We had major wind the other night.  That combined with snow coming off my roof caused this tunnel like drift next to my wood shed.

The lack of snow continues to be seen with the lack of drifting on the south side of my house.  Normally the drifts are up to the middle or top of the windows at this time of the year.

Sometimes the wind blows and deforms the icicles.

Saturday, February 25, 2012

Tahquamenon Falls -- Upper Falls

After skiing around the lower falls, I drove south on M123 to access the upper falls. I had originally planned on skiing the trails but instead just skied to the falls and back. I wanted to get home before it was dark and I simply ran out of time.

There are 94 steps to get down to the platform at the top of the falls.  You can see the falls in the middle of the picture below.

With the warm temperatures as of late, there was a lot of flow going over the falls. The Upper Falls is one of the largest waterfalls east of the Mississippi. It has a drop of nearly 50 feet and is more than 200 feet across. A maximum flow of more than 50,000 gallons of water per second has been recorded cascading over its precipice.

The reason why people like to look at the falls during the winter is because of the ice formations next to the falls as well as coming off the rock walls to either side of the falls.  In some years the ice has dramatic colors.  This year there is a bit of color, but not as good as I've seen in the past.

I stopped at the Tahquamenon to get some soup.  My waitress told me that people have been driving the back way to Grand Marais, although she did clarify that a truck is required.  Since I have a Suburban, I decided to go for it.  I knew I was taking a risk of getting stuck, but she said she was 100% sure.  I would guess that no time in the history of mankind has this been possible in February.  Usually the snow is way too deep. 

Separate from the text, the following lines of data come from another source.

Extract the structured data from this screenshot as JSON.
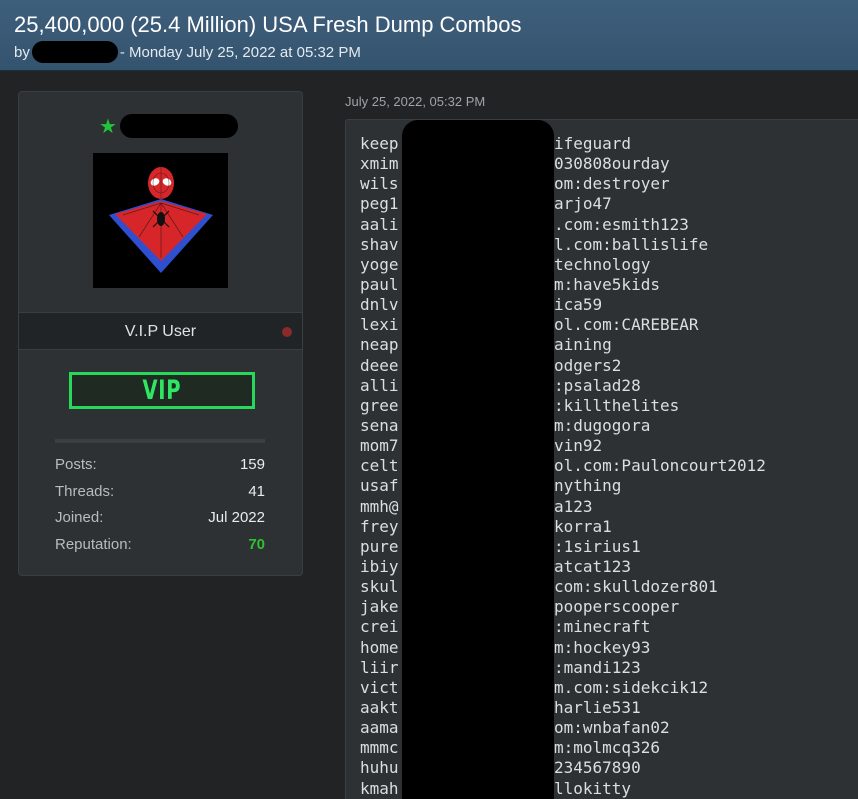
{
  "thread": {
    "title": "25,400,000 (25.4 Million) USA Fresh Dump Combos",
    "by_label": "by",
    "meta_date": "- Monday July 25, 2022 at 05:32 PM"
  },
  "user": {
    "rank": "V.I.P User",
    "badge": "VIP",
    "stats": [
      {
        "label": "Posts:",
        "value": "159"
      },
      {
        "label": "Threads:",
        "value": "41"
      },
      {
        "label": "Joined:",
        "value": "Jul 2022"
      },
      {
        "label": "Reputation:",
        "value": "70"
      }
    ],
    "colors": {
      "online_star": "#22c43a",
      "reputation": "#2fbf2f",
      "vip_border": "#27d85a"
    }
  },
  "post": {
    "date": "July 25, 2022, 05:32 PM",
    "lines": [
      {
        "pre": "keep",
        "post": "ifeguard"
      },
      {
        "pre": "xmim",
        "post": "030808ourday"
      },
      {
        "pre": "wils",
        "post": "om:destroyer"
      },
      {
        "pre": "peg1",
        "post": "arjo47"
      },
      {
        "pre": "aali",
        "post": ".com:esmith123"
      },
      {
        "pre": "shav",
        "post": "l.com:ballislife"
      },
      {
        "pre": "yoge",
        "post": "technology"
      },
      {
        "pre": "paul",
        "post": "m:have5kids"
      },
      {
        "pre": "dnlv",
        "post": "ica59"
      },
      {
        "pre": "lexi",
        "post": "ol.com:CAREBEAR"
      },
      {
        "pre": "neap",
        "post": "aining"
      },
      {
        "pre": "deee",
        "post": "odgers2"
      },
      {
        "pre": "alli",
        "post": ":psalad28"
      },
      {
        "pre": "gree",
        "post": ":killthelites"
      },
      {
        "pre": "sena",
        "post": "m:dugogora"
      },
      {
        "pre": "mom7",
        "post": "vin92"
      },
      {
        "pre": "celt",
        "post": "ol.com:Pauloncourt2012"
      },
      {
        "pre": "usaf",
        "post": "nything"
      },
      {
        "pre": "mmh@",
        "post": "a123"
      },
      {
        "pre": "frey",
        "post": "korra1"
      },
      {
        "pre": "pure",
        "post": ":1sirius1"
      },
      {
        "pre": "ibiy",
        "post": "atcat123"
      },
      {
        "pre": "skul",
        "post": "com:skulldozer801"
      },
      {
        "pre": "jake",
        "post": "pooperscooper"
      },
      {
        "pre": "crei",
        "post": ":minecraft"
      },
      {
        "pre": "home",
        "post": "m:hockey93"
      },
      {
        "pre": "liir",
        "post": ":mandi123"
      },
      {
        "pre": "vict",
        "post": "m.com:sidekcik12"
      },
      {
        "pre": "aakt",
        "post": "harlie531"
      },
      {
        "pre": "aama",
        "post": "om:wnbafan02"
      },
      {
        "pre": "mmmc",
        "post": "m:molmcq326"
      },
      {
        "pre": "huhu",
        "post": "234567890"
      },
      {
        "pre": "kmah",
        "post": "llokitty"
      }
    ]
  }
}
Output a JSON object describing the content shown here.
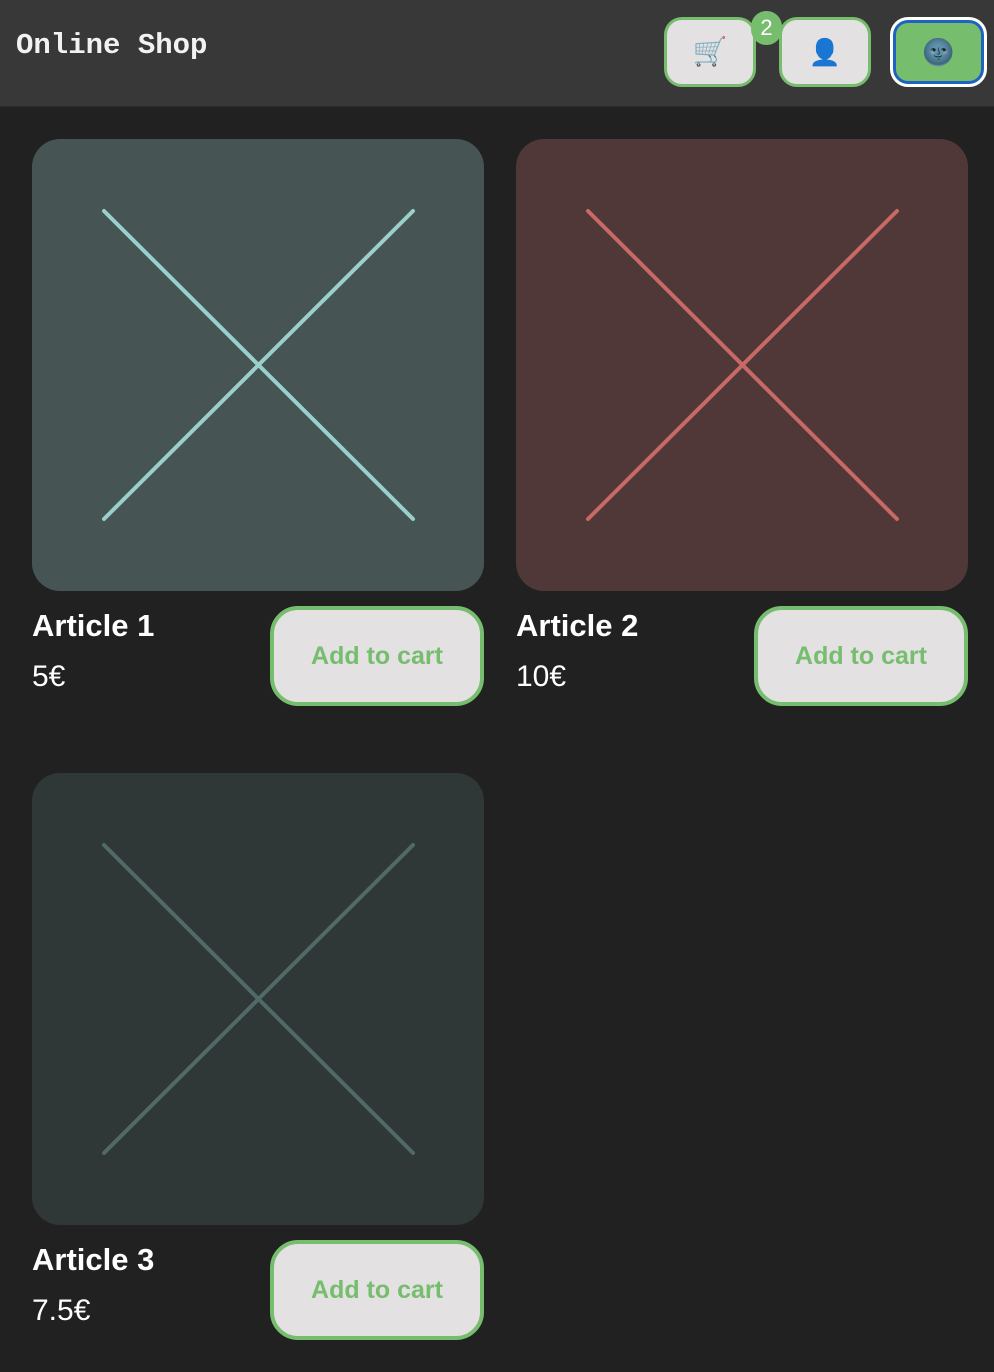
{
  "header": {
    "title": "Online Shop",
    "cart_icon": "🛒",
    "cart_count": "2",
    "user_icon": "👤",
    "theme_icon": "🌚"
  },
  "colors": {
    "background": "#212121",
    "header_bg": "#383838",
    "accent": "#76bd6e",
    "button_bg": "#e3e1e2",
    "focus_ring": "#1f63c2"
  },
  "products": [
    {
      "name": "Article 1",
      "price": "5€",
      "button_label": "Add to cart",
      "image_icon": "placeholder-x-icon",
      "image_bg": "#465454",
      "image_line": "#9ad0cc"
    },
    {
      "name": "Article 2",
      "price": "10€",
      "button_label": "Add to cart",
      "image_icon": "placeholder-x-icon",
      "image_bg": "#503838",
      "image_line": "#c76964"
    },
    {
      "name": "Article 3",
      "price": "7.5€",
      "button_label": "Add to cart",
      "image_icon": "placeholder-x-icon",
      "image_bg": "#2f3737",
      "image_line": "#506a68"
    }
  ]
}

It was a bit squirrelly in places but not as bad as I thought it was going to be.  Of course the most important thing is to not slow down.  However, there was an area where the snow was not deep so I left my car in the middle of the unplowed road on a straight-away and with my flashers on so I could get at least a couple of photos.    These pictures were taken about a half mile west of Perry's Landing.